Unlike Warren’s era, California is notorious now for record-breaking big spending on major races, most of it on TV spots. But the only commercials featuring Brown showed him promoting his two favored ballot measures – Proposition 1, the state water bond, and Proposition 2, to preserve a rainy-day fund in the case of lowered revenues. Both passed.
He amassed a campaign treasury of more than $20 million but spent only a fraction of it.
After agreeing to only a single debate with his opponent, Republican Neel Kashkari, it was lightly viewed statewide on a Thursday night, competing with the opening of the National Football League season.

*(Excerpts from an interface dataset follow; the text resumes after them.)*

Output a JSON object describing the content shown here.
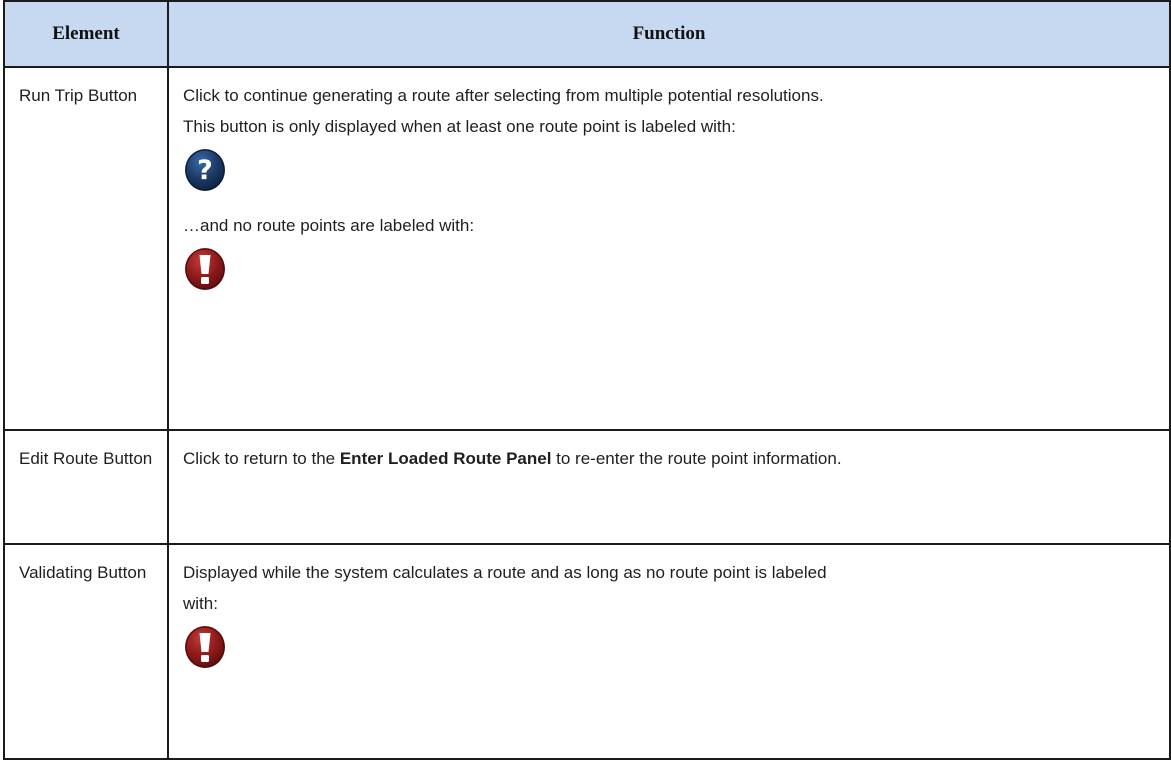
{
  "table": {
    "headers": {
      "element": "Element",
      "function": "Function"
    },
    "rows": [
      {
        "element": "Run Trip Button",
        "line1": "Click to continue generating a route after selecting from multiple potential resolutions.",
        "line2": "This button is only displayed when at least one route point is labeled with:",
        "icon1": "question-mark-icon",
        "line3": "…and no route points are labeled with:",
        "icon2": "exclamation-mark-icon"
      },
      {
        "element": "Edit Route Button",
        "before": "Click to return to the ",
        "bold": "Enter Loaded Route Panel",
        "after": " to re-enter the route point information."
      },
      {
        "element": "Validating Button",
        "line1": "Displayed while the system calculates a route and as long as no route point is labeled",
        "line2": "with:",
        "icon1": "exclamation-mark-icon"
      }
    ]
  },
  "colors": {
    "header_bg": "#c7d9f1",
    "question_icon": "#1c3a66",
    "exclamation_icon": "#8e1a1a"
  }
}
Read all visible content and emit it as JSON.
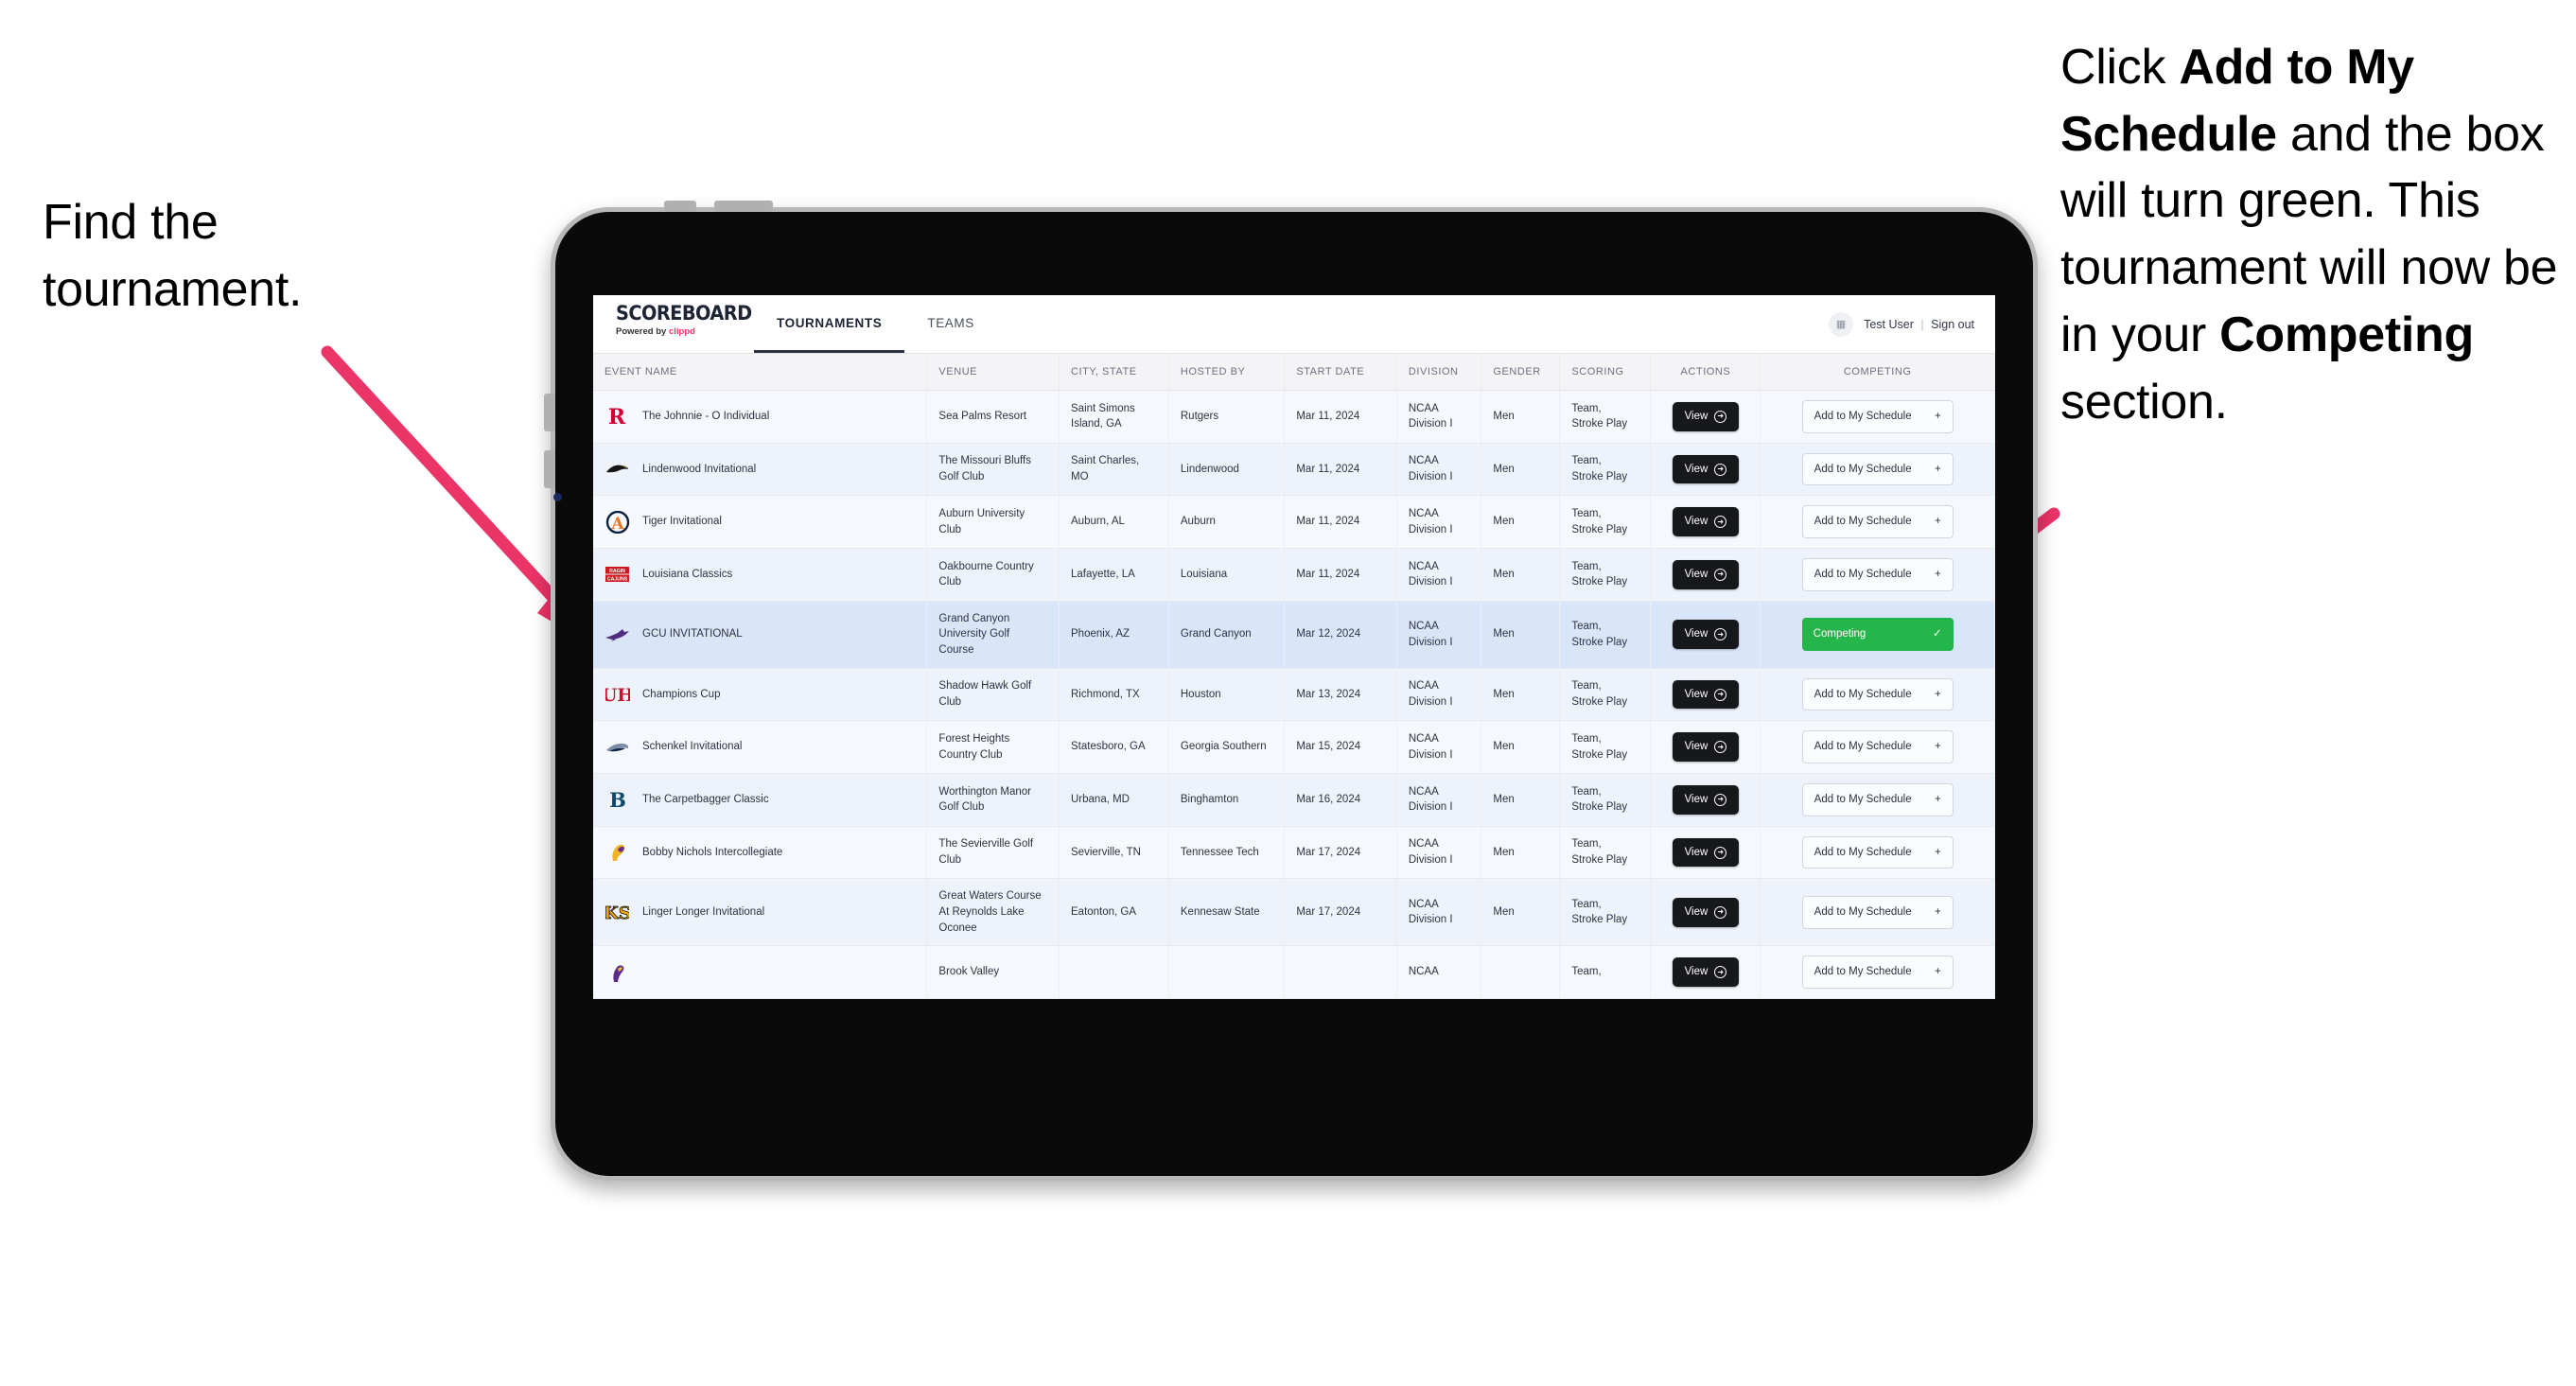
{
  "annotations": {
    "left": {
      "line1": "Find the",
      "line2": "tournament."
    },
    "right": {
      "p1_pre": "Click ",
      "p1_bold": "Add to My Schedule",
      "p1_post": " and the box will turn green. This tournament will now be in your ",
      "p2_bold": "Competing",
      "p2_post": " section."
    },
    "arrow_color": "#eb3468"
  },
  "app": {
    "brand": {
      "title": "SCOREBOARD",
      "powered_prefix": "Powered by ",
      "powered_brand": "clippd"
    },
    "tabs": [
      {
        "label": "TOURNAMENTS",
        "active": true
      },
      {
        "label": "TEAMS",
        "active": false
      }
    ],
    "user": {
      "avatar_icon": "user-avatar-icon",
      "name": "Test User",
      "separator": "|",
      "signout": "Sign out"
    },
    "table": {
      "columns": [
        "EVENT NAME",
        "VENUE",
        "CITY, STATE",
        "HOSTED BY",
        "START DATE",
        "DIVISION",
        "GENDER",
        "SCORING",
        "ACTIONS",
        "COMPETING"
      ],
      "view_label": "View",
      "add_label": "Add to My Schedule",
      "add_icon": "plus-icon",
      "competing_label": "Competing",
      "competing_icon": "check-icon",
      "competing_color": "#24b54b",
      "rows": [
        {
          "event": "The Johnnie - O Individual",
          "logo": "rutgers-logo",
          "venue": "Sea Palms Resort",
          "city": "Saint Simons Island, GA",
          "host": "Rutgers",
          "date": "Mar 11, 2024",
          "division": "NCAA Division I",
          "gender": "Men",
          "scoring": "Team, Stroke Play",
          "competing": false
        },
        {
          "event": "Lindenwood Invitational",
          "logo": "lindenwood-logo",
          "venue": "The Missouri Bluffs Golf Club",
          "city": "Saint Charles, MO",
          "host": "Lindenwood",
          "date": "Mar 11, 2024",
          "division": "NCAA Division I",
          "gender": "Men",
          "scoring": "Team, Stroke Play",
          "competing": false
        },
        {
          "event": "Tiger Invitational",
          "logo": "auburn-logo",
          "venue": "Auburn University Club",
          "city": "Auburn, AL",
          "host": "Auburn",
          "date": "Mar 11, 2024",
          "division": "NCAA Division I",
          "gender": "Men",
          "scoring": "Team, Stroke Play",
          "competing": false
        },
        {
          "event": "Louisiana Classics",
          "logo": "ragin-cajuns-logo",
          "venue": "Oakbourne Country Club",
          "city": "Lafayette, LA",
          "host": "Louisiana",
          "date": "Mar 11, 2024",
          "division": "NCAA Division I",
          "gender": "Men",
          "scoring": "Team, Stroke Play",
          "competing": false
        },
        {
          "event": "GCU INVITATIONAL",
          "logo": "gcu-lopes-logo",
          "venue": "Grand Canyon University Golf Course",
          "city": "Phoenix, AZ",
          "host": "Grand Canyon",
          "date": "Mar 12, 2024",
          "division": "NCAA Division I",
          "gender": "Men",
          "scoring": "Team, Stroke Play",
          "competing": true
        },
        {
          "event": "Champions Cup",
          "logo": "houston-logo",
          "venue": "Shadow Hawk Golf Club",
          "city": "Richmond, TX",
          "host": "Houston",
          "date": "Mar 13, 2024",
          "division": "NCAA Division I",
          "gender": "Men",
          "scoring": "Team, Stroke Play",
          "competing": false
        },
        {
          "event": "Schenkel Invitational",
          "logo": "georgia-southern-logo",
          "venue": "Forest Heights Country Club",
          "city": "Statesboro, GA",
          "host": "Georgia Southern",
          "date": "Mar 15, 2024",
          "division": "NCAA Division I",
          "gender": "Men",
          "scoring": "Team, Stroke Play",
          "competing": false
        },
        {
          "event": "The Carpetbagger Classic",
          "logo": "binghamton-logo",
          "venue": "Worthington Manor Golf Club",
          "city": "Urbana, MD",
          "host": "Binghamton",
          "date": "Mar 16, 2024",
          "division": "NCAA Division I",
          "gender": "Men",
          "scoring": "Team, Stroke Play",
          "competing": false
        },
        {
          "event": "Bobby Nichols Intercollegiate",
          "logo": "tennessee-tech-logo",
          "venue": "The Sevierville Golf Club",
          "city": "Sevierville, TN",
          "host": "Tennessee Tech",
          "date": "Mar 17, 2024",
          "division": "NCAA Division I",
          "gender": "Men",
          "scoring": "Team, Stroke Play",
          "competing": false
        },
        {
          "event": "Linger Longer Invitational",
          "logo": "kennesaw-state-logo",
          "venue": "Great Waters Course At Reynolds Lake Oconee",
          "city": "Eatonton, GA",
          "host": "Kennesaw State",
          "date": "Mar 17, 2024",
          "division": "NCAA Division I",
          "gender": "Men",
          "scoring": "Team, Stroke Play",
          "competing": false
        },
        {
          "event": "",
          "logo": "east-carolina-logo",
          "venue": "Brook Valley",
          "city": "",
          "host": "",
          "date": "",
          "division": "NCAA",
          "gender": "",
          "scoring": "Team,",
          "competing": false
        }
      ]
    }
  }
}
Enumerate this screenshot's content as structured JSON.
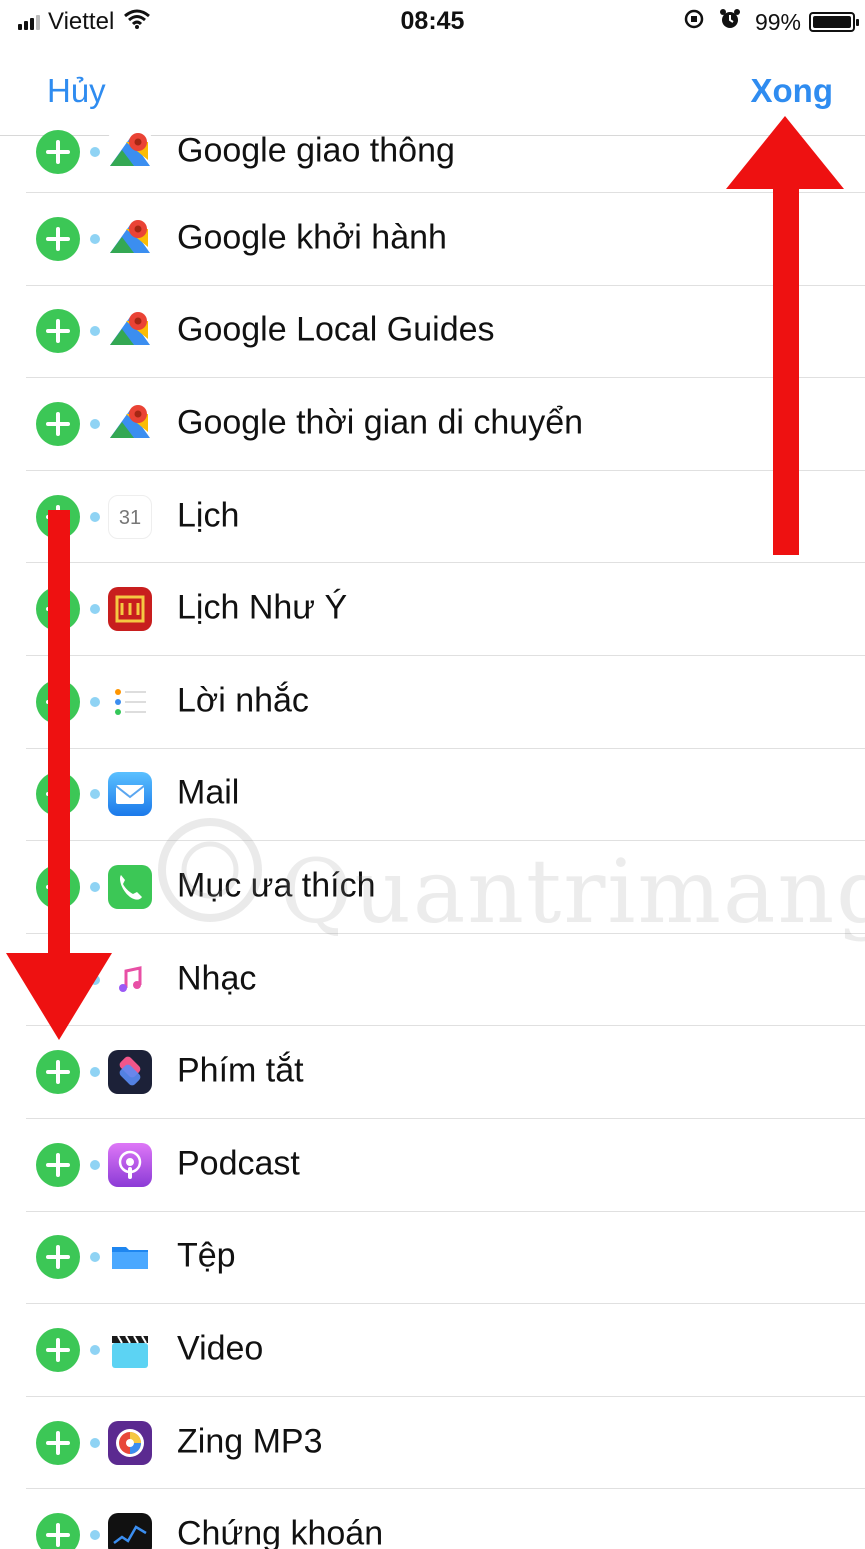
{
  "status_bar": {
    "carrier": "Viettel",
    "time": "08:45",
    "battery_percent": "99%",
    "battery_level": 0.99
  },
  "nav": {
    "cancel_label": "Hủy",
    "done_label": "Xong"
  },
  "list": {
    "items": [
      {
        "label": "Google giao thông",
        "icon": "google-maps-icon"
      },
      {
        "label": "Google khởi hành",
        "icon": "google-maps-icon"
      },
      {
        "label": "Google Local Guides",
        "icon": "google-maps-icon"
      },
      {
        "label": "Google thời gian di chuyển",
        "icon": "google-maps-icon"
      },
      {
        "label": "Lịch",
        "icon": "calendar-icon",
        "icon_text": "31"
      },
      {
        "label": "Lịch Như Ý",
        "icon": "lich-nhu-y-icon"
      },
      {
        "label": "Lời nhắc",
        "icon": "reminders-icon"
      },
      {
        "label": "Mail",
        "icon": "mail-icon"
      },
      {
        "label": "Mục ưa thích",
        "icon": "phone-icon"
      },
      {
        "label": "Nhạc",
        "icon": "music-icon"
      },
      {
        "label": "Phím tắt",
        "icon": "shortcuts-icon"
      },
      {
        "label": "Podcast",
        "icon": "podcast-icon"
      },
      {
        "label": "Tệp",
        "icon": "files-icon"
      },
      {
        "label": "Video",
        "icon": "video-icon"
      },
      {
        "label": "Zing MP3",
        "icon": "zing-mp3-icon"
      },
      {
        "label": "Chứng khoán",
        "icon": "stocks-icon"
      }
    ]
  },
  "colors": {
    "accent": "#2f8cf0",
    "add_button": "#3cc756",
    "arrow": "#ee1111"
  },
  "watermark": {
    "text": "Quantrimang"
  }
}
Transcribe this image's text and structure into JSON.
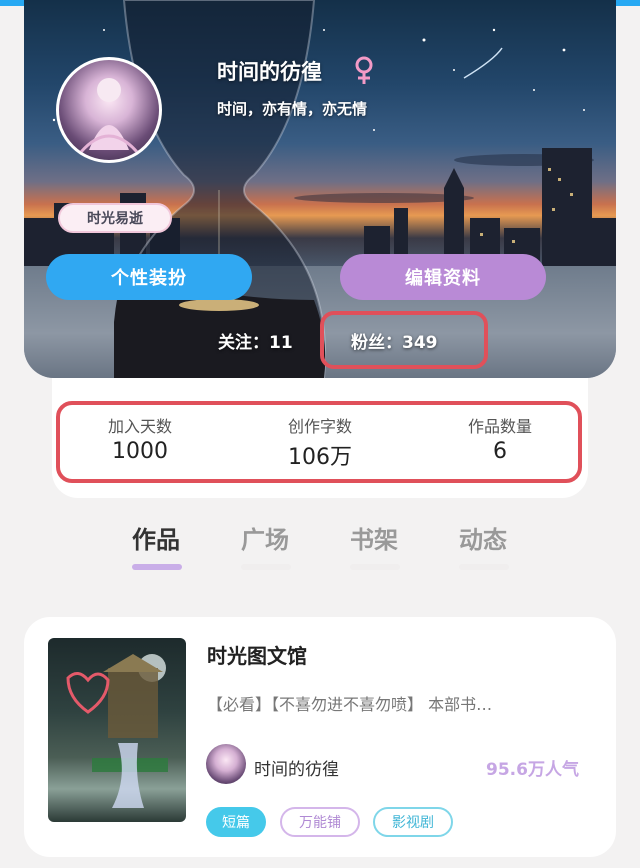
{
  "profile": {
    "username": "时间的彷徨",
    "gender_icon": "female-icon",
    "signature": "时间，亦有情，亦无情",
    "badge": "时光易逝",
    "buttons": {
      "dress_up": "个性装扮",
      "edit_profile": "编辑资料"
    },
    "follow": {
      "following": "关注：11",
      "fans": "粉丝：349"
    }
  },
  "stats": [
    {
      "label": "加入天数",
      "value": "1000"
    },
    {
      "label": "创作字数",
      "value": "106万"
    },
    {
      "label": "作品数量",
      "value": "6"
    }
  ],
  "tabs": [
    {
      "label": "作品",
      "active": true
    },
    {
      "label": "广场",
      "active": false
    },
    {
      "label": "书架",
      "active": false
    },
    {
      "label": "动态",
      "active": false
    }
  ],
  "work": {
    "title": "时光图文馆",
    "description": "【必看】【不喜勿进不喜勿喷】 本部书…",
    "author": "时间的彷徨",
    "popularity": "95.6万人气",
    "tags": [
      "短篇",
      "万能铺",
      "影视剧"
    ]
  },
  "colors": {
    "accent_blue": "#30a8f2",
    "accent_purple": "#b98ad6",
    "highlight_red": "#e0505a",
    "popularity_purple": "#c6a6e4",
    "tag_cyan": "#45c9ea"
  }
}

His campaign staff consisted primarily of himself, his wife, Anne Gust, a handful of others and, presumably, his Welsh corgi, Sutter.
But when the final results were posted early the next day, Brown had nearly 59 percent of the vote, and Kashkari, despite sinking a few million of his personal fortune into the race, only 41 percent.
After all is said and done, one would be hard-pressed to say Jerry Brown is as popular today as Earl Warren was in his day. So how do we explain the fact that man a lot of people nationwide once saw as frivolous and unfocused – a “Gov. Moonbeam,” as he was unfairly labeled – could be re-elected at the ripe old age of 76?
For one thing, he is a familiar name in California politics, and that counts for a lot. He had voter registration on his side in a decidedly Democratic state. He’s become as comfortable to voters as an old shoe. The state is in pretty good shape under his leadership, especially compared to his predecessor, Republican Arnold Schwarzenegger. Finally, he had an exceptionally weak opponent.
In all likelihood, we will not see another campaign – or noncampaign – like this one for another 68 years, if ever. Warren was unique for his generation, and the unconventional Brown definitely is unique for his, which he proved by returning to his family’s roots and holding his final campaign event in a most unlikely location, heavily Republican and lightly populated Colusa County.
That is where his great-grandfather August Schuckman settled in the mid-1850s after arriving overland in California. “I don’t want you to feel this is some walk down memory lane,” he told his audience, “but it’s really important that we know where we came from if we want to figure out where we’re going.”
Now we have four more years to see where Jerry Brown is going and where he intends to take us.
Endicott is a former deputy managing editor of The Sacramento Bee.